Python-for-lifers seem to have something against XML. Maybe it is because if you come from a Java background (which I do) then you will probably be quite fond of it and, you know, Python isn't Java ($DEITY forbid). Or maybe Pythonistas actually like the god-awful INI file parser that Python ships with and that is good enough for them. Maybe it is some other reason, but don't know why: the bindings for GNOME's libxml2 makes working with XML in Python quite easy, as I found out working on Republic.

Libxml2 is a C library for parsing XML documents that has been around for some time now. There is also libxslt, which builds on libxml2 to provide an XSLT processor. This too has Python bindings available. Note that the bindings are not shiiped as part of the standard Python installation, they need to be installed separately.

The Good

The thing that strikes me about libxml2 is how simple it is to do common things. For example, parsing an XML file is a two-line process:

import libxml2

doc = libxml2.parseFile(filename)

It hardly gets easier than that. It is almost as easy to query the contents of the XML document using XPath. This requires a few lines more code, but it's not that bad:

xpath_context = doc.xpathNewContext()

value = xpath_context.xpathEval('/doc/child/@some-attr')
value = value \
    and value[0].xpathCastNodeToString() \
    or None

Okay, admittedly the last few lines are a bit sucky, but that can easily be refactored into a helper function, or removed altogether If we are happy to make the XPath query a bit more clunky:

xpath_context = doc.xpathNewContext()

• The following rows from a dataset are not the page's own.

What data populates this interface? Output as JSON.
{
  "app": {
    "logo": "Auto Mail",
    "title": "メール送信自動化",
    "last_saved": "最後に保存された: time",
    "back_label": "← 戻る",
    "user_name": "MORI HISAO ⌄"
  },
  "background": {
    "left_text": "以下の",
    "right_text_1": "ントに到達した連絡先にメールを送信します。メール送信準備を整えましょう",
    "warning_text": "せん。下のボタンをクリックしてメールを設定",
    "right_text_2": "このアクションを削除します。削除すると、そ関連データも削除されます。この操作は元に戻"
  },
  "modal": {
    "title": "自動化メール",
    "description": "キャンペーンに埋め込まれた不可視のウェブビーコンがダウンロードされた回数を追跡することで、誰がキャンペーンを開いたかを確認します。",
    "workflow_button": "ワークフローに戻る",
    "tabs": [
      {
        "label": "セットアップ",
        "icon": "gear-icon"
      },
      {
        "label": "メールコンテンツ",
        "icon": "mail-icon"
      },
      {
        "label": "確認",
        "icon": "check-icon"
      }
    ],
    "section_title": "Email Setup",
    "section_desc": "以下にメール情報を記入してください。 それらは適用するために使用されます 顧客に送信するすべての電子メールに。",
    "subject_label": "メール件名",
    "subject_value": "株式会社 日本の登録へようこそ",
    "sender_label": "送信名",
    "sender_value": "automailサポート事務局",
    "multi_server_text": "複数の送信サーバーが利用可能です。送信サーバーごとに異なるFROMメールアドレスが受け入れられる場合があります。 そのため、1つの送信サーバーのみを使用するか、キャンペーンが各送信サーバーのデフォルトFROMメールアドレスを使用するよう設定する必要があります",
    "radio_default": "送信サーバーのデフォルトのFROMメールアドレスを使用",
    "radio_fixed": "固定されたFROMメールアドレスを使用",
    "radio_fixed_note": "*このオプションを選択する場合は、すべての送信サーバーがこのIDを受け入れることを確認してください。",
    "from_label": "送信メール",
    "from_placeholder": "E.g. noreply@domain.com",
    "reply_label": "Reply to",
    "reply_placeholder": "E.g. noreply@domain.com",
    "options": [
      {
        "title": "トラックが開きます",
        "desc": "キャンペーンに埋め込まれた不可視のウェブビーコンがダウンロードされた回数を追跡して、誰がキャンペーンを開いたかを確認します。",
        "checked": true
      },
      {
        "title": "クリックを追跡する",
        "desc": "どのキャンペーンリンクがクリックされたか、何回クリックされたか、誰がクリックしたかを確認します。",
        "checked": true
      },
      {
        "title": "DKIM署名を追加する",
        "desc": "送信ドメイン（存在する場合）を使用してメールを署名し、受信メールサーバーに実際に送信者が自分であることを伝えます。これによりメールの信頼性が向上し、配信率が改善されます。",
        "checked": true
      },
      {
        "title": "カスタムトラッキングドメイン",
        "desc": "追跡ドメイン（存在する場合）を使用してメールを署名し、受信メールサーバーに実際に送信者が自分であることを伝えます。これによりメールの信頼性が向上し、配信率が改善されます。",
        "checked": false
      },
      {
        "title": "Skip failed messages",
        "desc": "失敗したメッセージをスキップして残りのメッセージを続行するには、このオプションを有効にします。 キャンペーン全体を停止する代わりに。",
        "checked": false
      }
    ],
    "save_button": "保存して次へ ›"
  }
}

value = xpath_context.xpathEval('string(/doc/child/@some-attr)')

All this really beats using SAX or the DOM APIs to try and pull values out of an XML document. It isn't the most efficient, but hey, the code is much more readable and I'll take that over premature optimisation any day.

The Bad

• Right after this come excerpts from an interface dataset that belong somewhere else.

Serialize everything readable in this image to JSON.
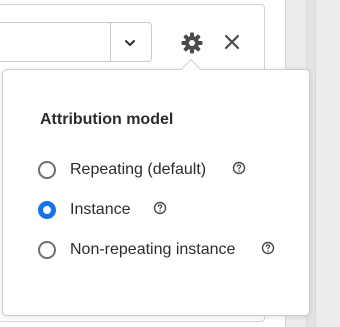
{
  "toolbar": {
    "icons": {
      "dropdown": "chevron-down-icon",
      "settings": "gear-icon",
      "close": "close-icon"
    }
  },
  "popover": {
    "title": "Attribution model",
    "options": [
      {
        "label": "Repeating (default)",
        "selected": false,
        "help_icon": "help-icon"
      },
      {
        "label": "Instance",
        "selected": true,
        "help_icon": "help-icon"
      },
      {
        "label": "Non-repeating instance",
        "selected": false,
        "help_icon": "help-icon"
      }
    ]
  },
  "colors": {
    "accent": "#1473e6",
    "text": "#2c2c2c",
    "icon": "#4b4b4b",
    "border": "#cfcfcf"
  }
}
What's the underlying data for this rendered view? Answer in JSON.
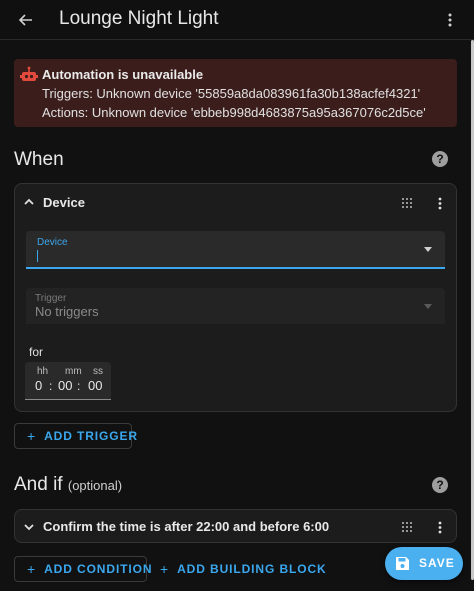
{
  "app": {
    "title": "Lounge Night Light"
  },
  "alert": {
    "title": "Automation is unavailable",
    "lines": [
      "Triggers: Unknown device '55859a8da083961fa30b138acfef4321'",
      "Actions: Unknown device 'ebbeb998d4683875a95a367076c2d5ce'"
    ]
  },
  "when": {
    "title": "When",
    "trigger_card": {
      "header": "Device",
      "device_field": {
        "label": "Device",
        "value": ""
      },
      "trigger_field": {
        "label": "Trigger",
        "value": "No triggers"
      },
      "for_label": "for",
      "duration": {
        "hh_label": "hh",
        "mm_label": "mm",
        "ss_label": "ss",
        "hh": "0",
        "mm": "00",
        "ss": "00",
        "sep": ":"
      }
    },
    "add_trigger_label": "ADD TRIGGER"
  },
  "and_if": {
    "title": "And if",
    "optional": "(optional)",
    "condition_card": {
      "header": "Confirm the time is after 22:00 and before 6:00"
    },
    "add_condition_label": "ADD CONDITION",
    "add_building_block_label": "ADD BUILDING BLOCK"
  },
  "fab": {
    "save_label": "SAVE"
  },
  "icons": {
    "back": "arrow-left-icon",
    "menu": "dots-vertical-icon",
    "alert": "robot-off-icon",
    "help": "help-circle-icon",
    "collapse": "chevron-up-icon",
    "expand": "chevron-down-icon",
    "drag": "drag-handle-icon",
    "add": "plus-icon",
    "save": "floppy-disk-icon"
  },
  "colors": {
    "accent": "#3ba7ee",
    "fab": "#4bb0ef",
    "alert_bg": "#3b1e1c",
    "alert_icon": "#e24a3d",
    "background": "#111111",
    "card": "#1c1c1c"
  }
}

Like everything, both libxml2 and libxslt have some warts. My first complaint is that you need to dispose of documents explicitly. I presume this is because the bindings aren't smart enough or the underlying C API make it impossible to guess. I would like to look into this when I have the time. The API is pretty odd in other places, too - like naming attributes accessed on elements as strings "props" and sometimes having to manually create actual Python objects from the return values from function/method calls.

The API itself is huge and pretty poorly organised. The libxml2 module contains almost 40 classes, a huge number of functions and even more variables/constants. It would be handy if they were organised into packages of related functionality, if only for making it possible to find the function/class that you are looking for. I guess the size of the API is the price paid for all the built-in convenience.

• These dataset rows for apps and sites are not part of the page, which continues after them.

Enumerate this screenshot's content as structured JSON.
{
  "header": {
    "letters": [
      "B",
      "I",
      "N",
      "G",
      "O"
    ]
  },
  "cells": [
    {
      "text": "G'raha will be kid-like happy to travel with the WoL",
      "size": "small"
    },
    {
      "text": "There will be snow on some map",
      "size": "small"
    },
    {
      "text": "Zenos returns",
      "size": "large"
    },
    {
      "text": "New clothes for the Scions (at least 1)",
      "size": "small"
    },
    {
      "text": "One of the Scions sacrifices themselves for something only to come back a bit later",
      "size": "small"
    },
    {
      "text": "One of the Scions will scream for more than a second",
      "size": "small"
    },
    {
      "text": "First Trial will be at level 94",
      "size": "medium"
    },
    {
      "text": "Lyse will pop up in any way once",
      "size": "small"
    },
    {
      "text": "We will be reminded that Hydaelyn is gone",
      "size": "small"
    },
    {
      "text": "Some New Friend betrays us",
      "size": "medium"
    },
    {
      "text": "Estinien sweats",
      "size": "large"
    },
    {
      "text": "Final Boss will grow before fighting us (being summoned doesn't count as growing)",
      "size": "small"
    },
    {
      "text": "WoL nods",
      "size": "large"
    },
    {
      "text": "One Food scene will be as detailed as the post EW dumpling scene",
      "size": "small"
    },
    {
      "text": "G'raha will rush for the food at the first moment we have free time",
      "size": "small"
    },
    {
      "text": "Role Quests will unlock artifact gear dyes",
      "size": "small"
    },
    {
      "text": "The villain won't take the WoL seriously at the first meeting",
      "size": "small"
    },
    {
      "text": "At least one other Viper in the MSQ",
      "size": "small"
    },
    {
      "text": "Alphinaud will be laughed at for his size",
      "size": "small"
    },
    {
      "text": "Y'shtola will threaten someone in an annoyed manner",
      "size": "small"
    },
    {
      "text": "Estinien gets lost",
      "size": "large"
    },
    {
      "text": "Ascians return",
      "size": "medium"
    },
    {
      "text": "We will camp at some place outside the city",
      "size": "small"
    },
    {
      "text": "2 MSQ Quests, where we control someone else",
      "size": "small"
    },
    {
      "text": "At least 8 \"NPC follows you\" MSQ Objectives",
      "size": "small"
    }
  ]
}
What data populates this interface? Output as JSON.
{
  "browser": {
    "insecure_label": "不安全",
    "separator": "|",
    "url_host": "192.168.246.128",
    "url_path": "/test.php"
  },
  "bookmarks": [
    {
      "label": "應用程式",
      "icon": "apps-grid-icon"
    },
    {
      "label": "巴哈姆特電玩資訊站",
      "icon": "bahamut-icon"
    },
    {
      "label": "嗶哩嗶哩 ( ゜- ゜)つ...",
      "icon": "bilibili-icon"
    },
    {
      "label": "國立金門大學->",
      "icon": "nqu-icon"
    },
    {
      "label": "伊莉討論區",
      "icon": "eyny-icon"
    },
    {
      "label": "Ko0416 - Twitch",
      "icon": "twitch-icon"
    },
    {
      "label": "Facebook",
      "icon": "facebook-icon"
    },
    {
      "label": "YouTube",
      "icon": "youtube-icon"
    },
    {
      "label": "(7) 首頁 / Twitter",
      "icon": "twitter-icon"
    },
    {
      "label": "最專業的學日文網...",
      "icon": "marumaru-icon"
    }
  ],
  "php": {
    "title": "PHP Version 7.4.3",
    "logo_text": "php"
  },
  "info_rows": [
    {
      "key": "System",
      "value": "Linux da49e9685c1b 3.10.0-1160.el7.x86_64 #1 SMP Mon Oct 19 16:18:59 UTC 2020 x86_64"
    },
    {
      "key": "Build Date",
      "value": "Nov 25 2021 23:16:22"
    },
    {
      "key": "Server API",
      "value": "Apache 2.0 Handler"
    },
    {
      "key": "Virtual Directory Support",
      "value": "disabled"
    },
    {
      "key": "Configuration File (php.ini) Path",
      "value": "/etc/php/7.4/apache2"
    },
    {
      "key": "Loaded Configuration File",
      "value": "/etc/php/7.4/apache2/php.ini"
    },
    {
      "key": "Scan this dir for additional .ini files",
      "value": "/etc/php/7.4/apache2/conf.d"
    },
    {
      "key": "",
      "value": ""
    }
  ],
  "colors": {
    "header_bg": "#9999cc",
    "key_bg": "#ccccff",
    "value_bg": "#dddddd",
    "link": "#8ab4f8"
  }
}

Lastly, the documentation could certainly be improved. Most functions and methods have a one-liner, sometimes in the order just of repeating the method name, sometimes actually useful. The classes themselves aren't documented and there is only a single, small tutorial for both libraries. Having more comprehensive tutorials would be great, as well as adding useful documentation comments for runnning through Epydoc.

The Ugly

Despite the above, libxml2 and libxslt are useful tools for a Python developer. Maybe if they were part of the core distribution, Pythoneers would not dislike XML so much.